Initial feedback from guests has been overwhelmingly positive. One weary visitor who chose to watch the video instead of climbing the stairs ended up re-joining her group upstairs minutes later because it looked so interesting! An unintended consequence, but hopefully now you can more fully experience Belmont, even from the first floor.
Very often visitors to Belmont will see the many Gari Melchers self-portraits and paintings of him by other artists, as well as historical photographs, and ask us whether he painted with his left or right hand.
For many artists of earlier generations, before the advent of photography or whose self-portraits were limited to head and shoulders views, their handedness has been determined (as much as possible) through analysis of handwriting or the direction of brush strokes, or even by the shape and location of the thumb holes or paint remnants on surviving palettes.
For Gari Melchers, who came of age during the expansion of popular photography in the late 19th century, the question is easy to answer. Looking at a photo of Gari in his New York studio he is holding his brush in his right hand.
The same is true of two paintings of Gari by other artists. Fritz Strobentz painted a young Gari in a Dutch church and his wife Corinne painted him working at Belmont.
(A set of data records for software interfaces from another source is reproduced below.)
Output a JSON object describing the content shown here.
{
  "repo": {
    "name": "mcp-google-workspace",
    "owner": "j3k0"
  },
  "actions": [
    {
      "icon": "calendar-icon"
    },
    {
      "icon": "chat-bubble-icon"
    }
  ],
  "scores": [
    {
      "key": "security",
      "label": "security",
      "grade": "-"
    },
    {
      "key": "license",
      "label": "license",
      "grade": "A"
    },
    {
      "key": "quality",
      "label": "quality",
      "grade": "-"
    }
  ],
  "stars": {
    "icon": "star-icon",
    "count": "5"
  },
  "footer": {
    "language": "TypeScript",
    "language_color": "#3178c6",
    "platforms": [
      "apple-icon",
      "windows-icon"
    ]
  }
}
The one image that seems to confuse visitors is the painting currently on loan to Belmont from the Metropolitan Museum of Art, In the Studio, Hugo Reisinger and Gari Melchers. In this painting, Gari seems to be painting with his left hand. However, we must realize that he painted himself while looking in a mirror! Thus the orientation is reversed, as it is in all self-portraits painted from life (as opposed to using a photograph, which would show the correct orientation).
Gari Melchers was right handed.
In the August 2015 issue of Virginia Living Magazine, our site was touted as one of Virginia’s leading niche museums whose “dedication to their mission makes them well worth the visit.” We share this honor with the William King Museum of Art in Abington, The Marine Raider Museum in Quantico, the Kluge-Ruhe Aboriginal Art Collection in Charlottesville, and the Essex County Museum & Historical Society in Tappahannock.
Pick up your copy today!